  23. Exclusionary Rules • Debate centers on whether convictions lost, and the guilty let go because of the suppressed evidence. • it is difficult to resolve this debate because it hard to determine precisely why cases are dropped • we do know that far more cases are dropped because of a lack of evidence or witness problems than are dropped because the prosecutor cannot use illegally obtained evidence.

  24. Case Attrition • The exercise of discretion (by police, prosecutors, judges, etc.) causes many cases to be dropped • out of 100 felony arrests only 55 survive to trial stage • once a case reaches felony court is highly likely to end in a guilty plea or trial verdict of guilty • there are variations across courts in case attrition rates

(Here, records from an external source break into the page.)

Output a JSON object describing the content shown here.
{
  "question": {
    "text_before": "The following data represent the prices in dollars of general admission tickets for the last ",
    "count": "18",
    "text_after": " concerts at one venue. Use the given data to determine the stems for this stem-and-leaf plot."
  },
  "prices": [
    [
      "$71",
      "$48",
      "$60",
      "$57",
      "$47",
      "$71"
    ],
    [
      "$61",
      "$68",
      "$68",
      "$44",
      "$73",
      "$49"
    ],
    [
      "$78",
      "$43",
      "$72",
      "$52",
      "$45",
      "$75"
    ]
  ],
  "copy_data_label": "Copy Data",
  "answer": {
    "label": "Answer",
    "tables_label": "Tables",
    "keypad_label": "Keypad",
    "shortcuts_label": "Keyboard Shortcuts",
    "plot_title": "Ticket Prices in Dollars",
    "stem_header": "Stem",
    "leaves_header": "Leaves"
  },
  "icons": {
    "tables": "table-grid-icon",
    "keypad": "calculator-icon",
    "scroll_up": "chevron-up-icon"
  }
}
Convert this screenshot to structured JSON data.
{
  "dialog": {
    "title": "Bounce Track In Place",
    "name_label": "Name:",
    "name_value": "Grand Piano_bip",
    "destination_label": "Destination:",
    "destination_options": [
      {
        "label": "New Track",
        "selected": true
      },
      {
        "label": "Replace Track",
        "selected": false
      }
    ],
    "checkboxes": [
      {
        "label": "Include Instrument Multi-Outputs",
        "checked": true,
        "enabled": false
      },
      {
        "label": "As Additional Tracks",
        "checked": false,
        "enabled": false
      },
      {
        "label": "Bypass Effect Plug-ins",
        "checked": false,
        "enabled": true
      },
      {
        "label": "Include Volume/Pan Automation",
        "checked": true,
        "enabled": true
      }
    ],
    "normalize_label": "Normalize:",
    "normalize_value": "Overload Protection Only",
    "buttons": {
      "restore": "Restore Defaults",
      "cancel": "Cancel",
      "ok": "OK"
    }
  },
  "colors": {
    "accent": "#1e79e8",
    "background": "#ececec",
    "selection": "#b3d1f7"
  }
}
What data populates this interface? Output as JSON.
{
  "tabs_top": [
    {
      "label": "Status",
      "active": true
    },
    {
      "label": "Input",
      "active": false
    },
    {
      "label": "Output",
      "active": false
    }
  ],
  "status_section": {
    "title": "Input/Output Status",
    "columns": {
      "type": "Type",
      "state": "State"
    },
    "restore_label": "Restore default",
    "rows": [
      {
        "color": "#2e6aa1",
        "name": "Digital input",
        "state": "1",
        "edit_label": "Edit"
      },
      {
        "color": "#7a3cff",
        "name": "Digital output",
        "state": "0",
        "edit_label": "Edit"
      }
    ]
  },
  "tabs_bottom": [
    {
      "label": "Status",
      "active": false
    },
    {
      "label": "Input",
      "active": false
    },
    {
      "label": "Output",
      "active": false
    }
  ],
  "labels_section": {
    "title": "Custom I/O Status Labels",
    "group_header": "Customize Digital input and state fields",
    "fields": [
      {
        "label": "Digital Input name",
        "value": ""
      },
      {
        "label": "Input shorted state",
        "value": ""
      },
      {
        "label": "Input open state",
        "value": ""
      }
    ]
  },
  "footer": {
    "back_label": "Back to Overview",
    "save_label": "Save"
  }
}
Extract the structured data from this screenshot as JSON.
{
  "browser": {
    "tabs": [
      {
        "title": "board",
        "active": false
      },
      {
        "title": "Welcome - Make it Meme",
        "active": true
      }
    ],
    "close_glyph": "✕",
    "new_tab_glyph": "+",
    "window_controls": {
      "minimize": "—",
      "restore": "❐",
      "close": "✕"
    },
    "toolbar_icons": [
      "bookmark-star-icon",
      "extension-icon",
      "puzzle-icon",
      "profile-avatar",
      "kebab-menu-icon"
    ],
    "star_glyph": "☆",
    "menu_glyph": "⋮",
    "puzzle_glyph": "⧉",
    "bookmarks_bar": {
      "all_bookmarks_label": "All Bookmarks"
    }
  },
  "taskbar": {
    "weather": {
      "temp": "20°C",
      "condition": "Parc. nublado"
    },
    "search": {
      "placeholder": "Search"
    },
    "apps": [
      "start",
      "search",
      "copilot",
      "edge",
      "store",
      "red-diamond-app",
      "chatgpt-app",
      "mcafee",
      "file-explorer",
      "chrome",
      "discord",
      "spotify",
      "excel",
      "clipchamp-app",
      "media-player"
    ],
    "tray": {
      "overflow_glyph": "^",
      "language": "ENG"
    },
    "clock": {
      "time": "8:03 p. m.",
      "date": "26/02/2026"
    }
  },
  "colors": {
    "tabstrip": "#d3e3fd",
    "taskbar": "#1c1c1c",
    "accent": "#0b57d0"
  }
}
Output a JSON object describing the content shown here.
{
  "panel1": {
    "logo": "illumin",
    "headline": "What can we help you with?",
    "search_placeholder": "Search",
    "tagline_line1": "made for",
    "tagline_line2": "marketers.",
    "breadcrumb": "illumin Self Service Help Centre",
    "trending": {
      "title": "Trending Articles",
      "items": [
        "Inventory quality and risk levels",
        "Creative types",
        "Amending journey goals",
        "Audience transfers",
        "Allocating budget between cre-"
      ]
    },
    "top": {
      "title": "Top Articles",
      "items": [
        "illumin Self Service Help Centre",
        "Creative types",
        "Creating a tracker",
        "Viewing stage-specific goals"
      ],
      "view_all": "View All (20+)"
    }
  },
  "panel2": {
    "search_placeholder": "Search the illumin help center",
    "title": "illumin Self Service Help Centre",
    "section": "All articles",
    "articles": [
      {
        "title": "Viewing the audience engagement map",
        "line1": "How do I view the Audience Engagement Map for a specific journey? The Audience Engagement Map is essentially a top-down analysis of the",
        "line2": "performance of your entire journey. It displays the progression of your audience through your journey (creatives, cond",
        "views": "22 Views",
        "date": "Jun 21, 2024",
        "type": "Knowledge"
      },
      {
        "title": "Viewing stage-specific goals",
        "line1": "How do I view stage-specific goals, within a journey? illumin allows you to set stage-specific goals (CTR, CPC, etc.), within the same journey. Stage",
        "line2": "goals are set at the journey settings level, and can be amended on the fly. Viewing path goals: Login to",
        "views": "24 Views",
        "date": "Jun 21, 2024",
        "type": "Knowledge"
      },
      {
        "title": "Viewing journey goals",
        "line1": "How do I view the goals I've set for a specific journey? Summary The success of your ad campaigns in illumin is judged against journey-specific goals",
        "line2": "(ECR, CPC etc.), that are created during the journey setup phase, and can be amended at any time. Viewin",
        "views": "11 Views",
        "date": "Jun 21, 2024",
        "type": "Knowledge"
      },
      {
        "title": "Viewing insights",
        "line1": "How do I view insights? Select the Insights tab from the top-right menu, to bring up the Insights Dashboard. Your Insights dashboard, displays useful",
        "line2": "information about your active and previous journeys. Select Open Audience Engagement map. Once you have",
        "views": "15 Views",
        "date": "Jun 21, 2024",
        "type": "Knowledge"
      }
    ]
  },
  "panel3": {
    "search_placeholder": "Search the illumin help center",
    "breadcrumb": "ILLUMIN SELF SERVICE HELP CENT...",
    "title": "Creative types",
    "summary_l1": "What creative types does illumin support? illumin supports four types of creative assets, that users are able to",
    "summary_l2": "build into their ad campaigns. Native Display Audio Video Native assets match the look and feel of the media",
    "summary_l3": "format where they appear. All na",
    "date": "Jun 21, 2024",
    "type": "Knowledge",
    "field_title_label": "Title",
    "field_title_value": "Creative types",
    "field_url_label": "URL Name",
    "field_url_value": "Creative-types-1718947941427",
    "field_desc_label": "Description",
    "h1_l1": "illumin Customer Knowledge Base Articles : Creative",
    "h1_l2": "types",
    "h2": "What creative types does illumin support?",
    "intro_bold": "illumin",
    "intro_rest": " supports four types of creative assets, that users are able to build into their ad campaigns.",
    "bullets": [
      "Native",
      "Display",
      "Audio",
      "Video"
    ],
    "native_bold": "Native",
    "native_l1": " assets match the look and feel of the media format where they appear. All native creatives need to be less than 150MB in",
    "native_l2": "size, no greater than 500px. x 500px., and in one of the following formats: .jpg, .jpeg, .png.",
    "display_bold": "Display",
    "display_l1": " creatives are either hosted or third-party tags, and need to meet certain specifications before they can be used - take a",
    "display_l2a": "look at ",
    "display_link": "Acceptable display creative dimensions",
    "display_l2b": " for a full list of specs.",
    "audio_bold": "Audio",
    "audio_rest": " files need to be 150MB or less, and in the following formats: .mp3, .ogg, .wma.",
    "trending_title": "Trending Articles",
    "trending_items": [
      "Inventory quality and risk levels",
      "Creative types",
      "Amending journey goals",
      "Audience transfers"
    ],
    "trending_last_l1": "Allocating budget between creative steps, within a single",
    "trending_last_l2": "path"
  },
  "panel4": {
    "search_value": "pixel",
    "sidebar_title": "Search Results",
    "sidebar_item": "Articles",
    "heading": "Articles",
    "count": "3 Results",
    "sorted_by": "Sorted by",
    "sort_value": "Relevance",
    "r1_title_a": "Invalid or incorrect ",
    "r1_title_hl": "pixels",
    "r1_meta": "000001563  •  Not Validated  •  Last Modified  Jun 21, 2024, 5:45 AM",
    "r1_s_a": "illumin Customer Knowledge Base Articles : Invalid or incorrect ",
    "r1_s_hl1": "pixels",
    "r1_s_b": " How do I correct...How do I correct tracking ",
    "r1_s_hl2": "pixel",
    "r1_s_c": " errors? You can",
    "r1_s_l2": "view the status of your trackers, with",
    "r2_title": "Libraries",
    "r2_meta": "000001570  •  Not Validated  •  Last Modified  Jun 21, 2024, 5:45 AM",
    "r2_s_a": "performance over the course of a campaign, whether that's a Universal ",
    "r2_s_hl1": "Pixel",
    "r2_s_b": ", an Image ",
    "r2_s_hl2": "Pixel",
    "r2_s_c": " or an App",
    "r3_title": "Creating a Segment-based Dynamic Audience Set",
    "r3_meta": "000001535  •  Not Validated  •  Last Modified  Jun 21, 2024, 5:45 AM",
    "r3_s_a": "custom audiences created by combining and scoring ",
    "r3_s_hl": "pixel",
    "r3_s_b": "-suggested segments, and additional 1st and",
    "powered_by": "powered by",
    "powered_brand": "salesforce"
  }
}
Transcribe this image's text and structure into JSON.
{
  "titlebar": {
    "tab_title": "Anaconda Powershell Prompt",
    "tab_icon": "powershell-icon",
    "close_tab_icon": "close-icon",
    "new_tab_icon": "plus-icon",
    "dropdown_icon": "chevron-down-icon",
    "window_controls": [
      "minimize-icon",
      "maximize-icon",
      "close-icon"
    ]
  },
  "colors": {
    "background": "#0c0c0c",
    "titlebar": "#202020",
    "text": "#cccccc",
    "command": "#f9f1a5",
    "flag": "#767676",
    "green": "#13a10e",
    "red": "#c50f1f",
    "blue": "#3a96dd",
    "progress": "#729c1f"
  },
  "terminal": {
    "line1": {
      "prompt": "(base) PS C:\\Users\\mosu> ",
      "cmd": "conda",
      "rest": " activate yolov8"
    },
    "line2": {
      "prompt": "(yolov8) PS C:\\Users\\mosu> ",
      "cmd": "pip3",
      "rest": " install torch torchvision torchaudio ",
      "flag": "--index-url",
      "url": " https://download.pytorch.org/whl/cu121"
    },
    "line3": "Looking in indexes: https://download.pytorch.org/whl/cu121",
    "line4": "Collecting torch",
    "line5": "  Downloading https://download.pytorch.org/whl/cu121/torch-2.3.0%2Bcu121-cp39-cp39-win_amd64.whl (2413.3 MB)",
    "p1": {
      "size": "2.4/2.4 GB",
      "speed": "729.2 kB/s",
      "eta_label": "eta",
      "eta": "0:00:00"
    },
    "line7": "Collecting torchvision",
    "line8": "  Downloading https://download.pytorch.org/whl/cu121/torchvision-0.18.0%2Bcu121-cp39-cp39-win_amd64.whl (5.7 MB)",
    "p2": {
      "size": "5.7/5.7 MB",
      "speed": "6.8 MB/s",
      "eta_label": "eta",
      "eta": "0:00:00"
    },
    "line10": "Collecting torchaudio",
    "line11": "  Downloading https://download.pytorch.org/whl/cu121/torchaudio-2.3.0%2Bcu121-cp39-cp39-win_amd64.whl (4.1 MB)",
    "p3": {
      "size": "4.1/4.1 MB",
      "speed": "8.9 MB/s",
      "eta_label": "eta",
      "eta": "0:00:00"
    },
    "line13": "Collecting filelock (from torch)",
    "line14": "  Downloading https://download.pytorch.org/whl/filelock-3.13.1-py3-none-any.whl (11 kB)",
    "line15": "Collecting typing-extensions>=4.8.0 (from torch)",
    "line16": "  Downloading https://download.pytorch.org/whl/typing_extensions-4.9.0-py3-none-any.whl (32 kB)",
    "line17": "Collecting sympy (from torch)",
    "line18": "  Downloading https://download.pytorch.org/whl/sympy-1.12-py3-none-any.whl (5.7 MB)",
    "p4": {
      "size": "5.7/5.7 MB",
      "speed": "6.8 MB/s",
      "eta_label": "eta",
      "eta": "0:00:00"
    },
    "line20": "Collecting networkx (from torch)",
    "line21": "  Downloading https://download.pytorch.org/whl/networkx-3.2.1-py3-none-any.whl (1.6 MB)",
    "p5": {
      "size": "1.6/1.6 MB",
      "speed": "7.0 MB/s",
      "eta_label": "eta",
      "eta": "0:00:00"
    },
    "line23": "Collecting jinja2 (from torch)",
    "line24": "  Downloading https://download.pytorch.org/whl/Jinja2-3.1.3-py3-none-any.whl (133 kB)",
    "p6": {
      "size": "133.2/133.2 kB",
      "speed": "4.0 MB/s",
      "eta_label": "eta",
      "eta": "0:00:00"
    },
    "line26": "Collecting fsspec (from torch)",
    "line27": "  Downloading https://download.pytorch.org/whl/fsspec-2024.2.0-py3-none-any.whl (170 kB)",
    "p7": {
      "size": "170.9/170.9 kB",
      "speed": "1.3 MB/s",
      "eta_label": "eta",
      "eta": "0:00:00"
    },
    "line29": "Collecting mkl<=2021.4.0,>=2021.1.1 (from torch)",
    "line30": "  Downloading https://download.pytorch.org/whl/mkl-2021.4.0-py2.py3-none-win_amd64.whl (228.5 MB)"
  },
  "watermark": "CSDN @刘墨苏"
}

  25. Why Attrition Occurs • Legal Judgments – at every stage a decision is made about whether there is sufficient legal evidence to move a case forward • Policy Priorities – prosecutors are simply not interested in pursuing some cases (where the punishment may have already occurred), yet very aggressive in pursuing others • Substantive Assessments – some cases are dropped because the officials decide prosecution would serve no useful purpose

  26. Criminal Justice Wedding Cake • Not all cases should be treated or counted the same way • Samuel Walker suggests using a wedding cake as a metaphor—with each layer representing a different type of case but with consistency in each layer • Walker observes that criminal justice officials handle the various layers of the cake very differently

  27. Celebrated Cases • at the top of the wedding cake • dominate the news headlines, but are atypical of most cases • the judicial process is carefully followed • these cases are likely to go to a full jury trial • have considerable impact on the public perception (too much?)

  28. Serious and Lesser Felonies • The second and third layers of the cake are felony cases • Differentiation between the two levels is based on: 1) the seriousness of the crime, 2) the criminal record of the suspect, 3) relationship between the victim and the offender • serious felonies are carefully handled and lesser felonies are dispensed of routinely and quickly

  29. Misdemeanors • misdemeanors far outnumber all other types of cases • half of the misdemeanor cases represent “public order” offenses, fewer than a third represent crimes against persons or property • processed very differently from felonies: routine handling, defendants are arraigned en masse, guilt is rarely contested, punishment is not severe

  30. Conclusion • America’s courts process millions of criminal cases every year—most are routine • Crime rates continue to be high profile and a frequent subject of political campaigns • Crime is persistent (if dropping) despite considerable effort and expenditures • Discretion occurs at every stage of the criminal justice process